== Segment start ==
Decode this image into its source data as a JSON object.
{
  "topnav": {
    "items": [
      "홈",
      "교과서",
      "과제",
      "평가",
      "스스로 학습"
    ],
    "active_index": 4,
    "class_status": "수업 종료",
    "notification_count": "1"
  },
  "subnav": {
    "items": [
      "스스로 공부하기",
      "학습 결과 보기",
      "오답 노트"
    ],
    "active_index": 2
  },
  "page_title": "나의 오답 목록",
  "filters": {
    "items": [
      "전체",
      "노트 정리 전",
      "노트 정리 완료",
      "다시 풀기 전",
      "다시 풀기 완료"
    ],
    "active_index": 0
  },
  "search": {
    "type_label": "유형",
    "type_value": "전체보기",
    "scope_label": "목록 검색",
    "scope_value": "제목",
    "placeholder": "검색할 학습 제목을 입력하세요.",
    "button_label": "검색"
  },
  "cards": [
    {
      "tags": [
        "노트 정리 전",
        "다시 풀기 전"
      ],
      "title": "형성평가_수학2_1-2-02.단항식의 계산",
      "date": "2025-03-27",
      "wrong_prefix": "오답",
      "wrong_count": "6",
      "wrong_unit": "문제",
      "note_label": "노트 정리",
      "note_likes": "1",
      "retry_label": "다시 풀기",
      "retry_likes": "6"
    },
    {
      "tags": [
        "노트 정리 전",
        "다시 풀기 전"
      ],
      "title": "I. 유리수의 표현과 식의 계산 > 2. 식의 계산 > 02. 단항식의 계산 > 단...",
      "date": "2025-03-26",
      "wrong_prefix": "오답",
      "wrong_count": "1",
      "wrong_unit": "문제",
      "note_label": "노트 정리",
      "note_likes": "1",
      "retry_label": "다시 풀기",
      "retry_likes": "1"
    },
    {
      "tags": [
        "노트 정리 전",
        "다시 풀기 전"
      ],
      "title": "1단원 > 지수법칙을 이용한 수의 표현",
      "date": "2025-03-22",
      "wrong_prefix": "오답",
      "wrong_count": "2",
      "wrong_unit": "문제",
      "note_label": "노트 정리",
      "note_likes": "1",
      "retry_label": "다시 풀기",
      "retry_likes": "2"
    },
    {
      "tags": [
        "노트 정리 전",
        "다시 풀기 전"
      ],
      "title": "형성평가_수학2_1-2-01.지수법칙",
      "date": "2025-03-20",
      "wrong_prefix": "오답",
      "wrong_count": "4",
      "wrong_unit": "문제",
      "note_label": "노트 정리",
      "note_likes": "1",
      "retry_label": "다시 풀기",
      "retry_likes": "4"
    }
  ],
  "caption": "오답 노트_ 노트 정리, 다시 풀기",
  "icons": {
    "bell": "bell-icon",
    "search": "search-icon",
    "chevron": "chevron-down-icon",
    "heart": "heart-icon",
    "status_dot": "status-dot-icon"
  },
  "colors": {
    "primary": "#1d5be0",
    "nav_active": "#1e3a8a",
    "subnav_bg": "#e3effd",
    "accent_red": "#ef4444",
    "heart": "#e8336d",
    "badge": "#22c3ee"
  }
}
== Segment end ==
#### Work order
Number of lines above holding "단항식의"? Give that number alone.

#### Exercise solution
2